The semiconductor chip shortage has had a dramatic effect on U.S. automotive production, forcing automakers to idle plants and remove hundreds of thousands of units from production schedules. Ford has thus far been impacted more than any other automaker and the automaker admitted that it may wind up cutting its Q2 output by 50 percent. Automakers recently asked government officials for help, which led to bipartisan legislation being introduced in the U.S. Senate calling for increased domestic chip production. Now, according to Reuters, that legislation has passed the Senate.
The legislation, as Ford Authority recently reported, calls for $49.5 billion in spending in order to “support the rapid implementation of the semiconductor provisions” and is part of a $190 billion dollar bill that addresses a broad range of technology-related competitive issues the U.S. faces against China. Additionally, $54 billion is earmarked for domestic chip production and research, with $2 billion of that total going specifically toward automotive chips.
The bill, which passed the Senate with a 68-32 vote, must still make it through the House of Representatives before it can be signed into law by President Joe Biden.
As Ford Authority reported last month, U.S. Commerce Secretary Gina Raimondo believes that the $54 billion earmarked for chip production could help build anywhere from 7-10 U.S.-based chip plants, and could also trigger upwards of $150 billion in additional investments from private firms and both state and federal governments. However, it will take years for this funding to be distributed and for the plants to be built.
Regardless, U.S. chip production has faltered in recent years. In 1990, America accounted for 37 percent of total global chip production, but that number has plummeted to just 12 percent today.

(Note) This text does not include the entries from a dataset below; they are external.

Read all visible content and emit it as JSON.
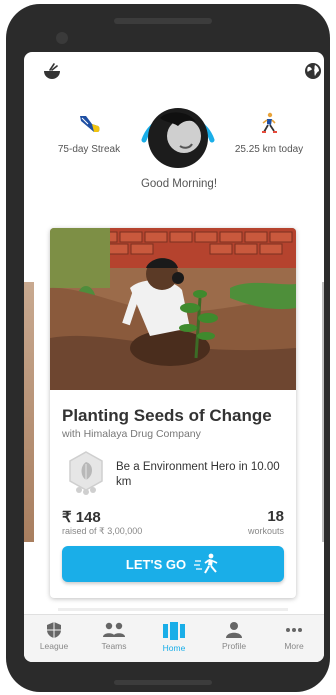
{
  "header": {
    "left_icon": "bowl-icon",
    "right_icon": "globe-icon"
  },
  "stats": {
    "streak_label": "75-day Streak",
    "distance_label": "25.25 km today",
    "greeting": "Good Morning!"
  },
  "cause_card": {
    "title": "Planting Seeds of Change",
    "subtitle": "with Himalaya Drug Company",
    "goal_text": "Be a Environment Hero in 10.00 km",
    "amount": "₹ 148",
    "raised_label": "raised of ₹ 3,00,000",
    "workouts_count": "18",
    "workouts_label": "workouts",
    "button_label": "LET'S GO"
  },
  "nav": {
    "items": [
      {
        "label": "League",
        "icon": "shield-icon"
      },
      {
        "label": "Teams",
        "icon": "team-icon"
      },
      {
        "label": "Home",
        "icon": "home-icon"
      },
      {
        "label": "Profile",
        "icon": "profile-icon"
      },
      {
        "label": "More",
        "icon": "more-icon"
      }
    ],
    "active_index": 2
  },
  "colors": {
    "accent": "#1aaee8",
    "text_dark": "#333333",
    "text_muted": "#888888"
  }
}
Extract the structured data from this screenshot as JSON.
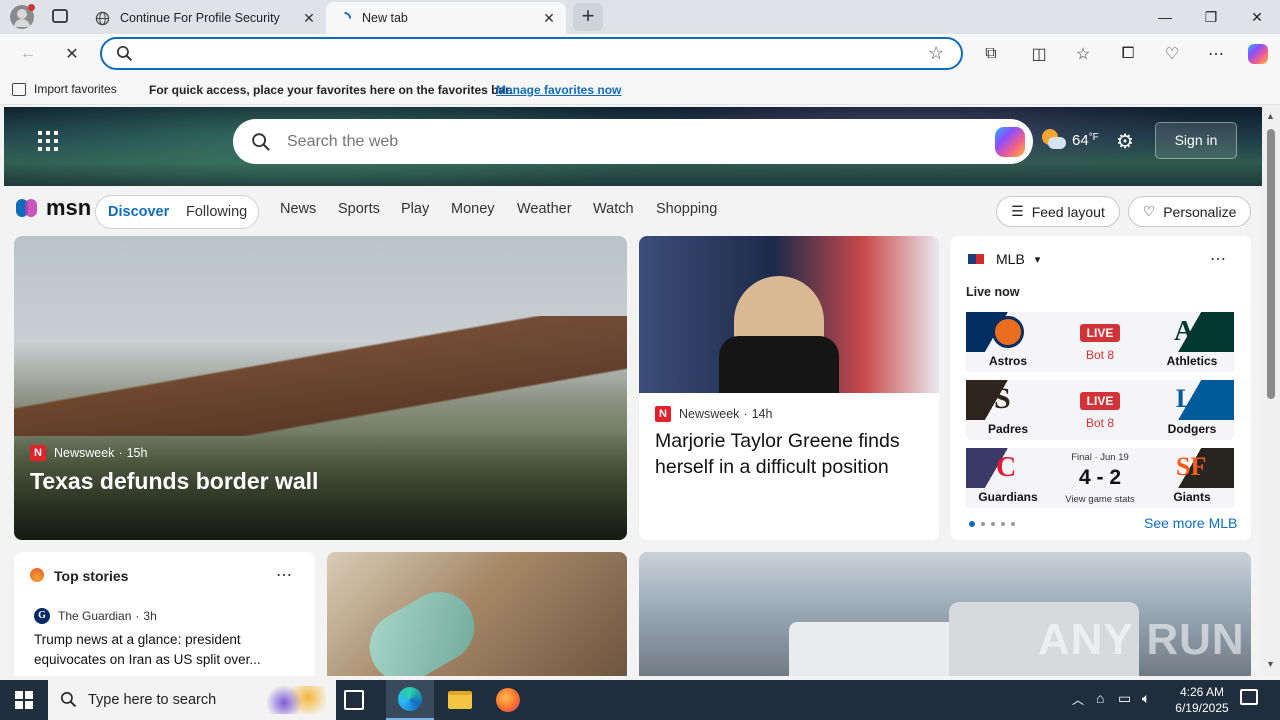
{
  "tabs": [
    {
      "title": "Continue For Profile Security",
      "icon": "globe-icon"
    },
    {
      "title": "New tab",
      "icon": "loading-spinner-icon"
    }
  ],
  "address": {
    "value": "",
    "placeholder": ""
  },
  "favbar": {
    "import_label": "Import favorites",
    "message": "For quick access, place your favorites here on the favorites bar.",
    "manage_link": "Manage favorites now"
  },
  "msn": {
    "search_placeholder": "Search the web",
    "weather_temp": "64",
    "weather_unit": "°F",
    "sign_in": "Sign in",
    "logo_text": "msn",
    "nav": {
      "discover": "Discover",
      "following": "Following",
      "links": [
        "News",
        "Sports",
        "Play",
        "Money",
        "Weather",
        "Watch",
        "Shopping"
      ]
    },
    "feed_layout": "Feed layout",
    "personalize": "Personalize"
  },
  "hero": {
    "source": "Newsweek",
    "age": "15h",
    "headline": "Texas defunds border wall"
  },
  "story2": {
    "source": "Newsweek",
    "age": "14h",
    "headline": "Marjorie Taylor Greene finds herself in a difficult position"
  },
  "mlb": {
    "title": "MLB",
    "live_now": "Live now",
    "see_more": "See more MLB",
    "games": [
      {
        "home": "Astros",
        "away": "Athletics",
        "status": "LIVE",
        "detail": "Bot 8"
      },
      {
        "home": "Padres",
        "away": "Dodgers",
        "status": "LIVE",
        "detail": "Bot 8"
      },
      {
        "home": "Guardians",
        "away": "Giants",
        "status": "Final · Jun 19",
        "score": "4 - 2",
        "detail": "View game stats"
      }
    ]
  },
  "top_stories": {
    "title": "Top stories",
    "source": "The Guardian",
    "age": "3h",
    "headline": "Trump news at a glance: president equivocates on Iran as US split over..."
  },
  "watermark": "ANY RUN",
  "taskbar": {
    "search_placeholder": "Type here to search",
    "time": "4:26 AM",
    "date": "6/19/2025"
  },
  "colors": {
    "accent": "#0f6cbd",
    "live": "#d13438",
    "msn_blue": "#0f6cbd"
  }
}
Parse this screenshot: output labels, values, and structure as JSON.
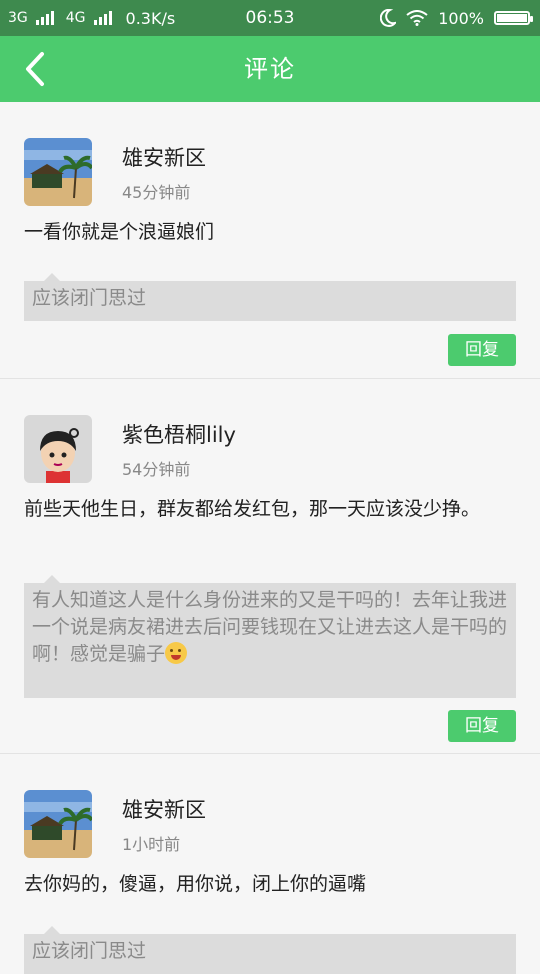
{
  "status_bar": {
    "network1": "3G",
    "network2": "4G",
    "speed": "0.3K/s",
    "time": "06:53",
    "battery_text": "100%",
    "battery_level": 1.0
  },
  "header": {
    "title": "评论"
  },
  "comments": [
    {
      "author": "雄安新区",
      "time": "45分钟前",
      "text": "一看你就是个浪逼娘们",
      "quote": "应该闭门思过",
      "reply_label": "回复",
      "avatar": "beach-photo"
    },
    {
      "author": "紫色梧桐lily",
      "time": "54分钟前",
      "text": "前些天他生日，群友都给发红包，那一天应该没少挣。",
      "quote": "有人知道这人是什么身份进来的又是干吗的！去年让我进一个说是病友裙进去后问要钱现在又让进去这人是干吗的啊！感觉是骗子",
      "reply_label": "回复",
      "avatar": "cartoon-boy"
    },
    {
      "author": "雄安新区",
      "time": "1小时前",
      "text": "去你妈的，傻逼，用你说，闭上你的逼嘴",
      "quote": "应该闭门思过",
      "avatar": "beach-photo"
    }
  ],
  "colors": {
    "status_bar": "#3e8a4e",
    "header": "#4ccb6e",
    "reply_button": "#4ccb6e"
  }
}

Recent supply chain issues caused by the COVID-19 pandemic have only recently shed some light on this disparity, forcing automakers and lawmakers to act.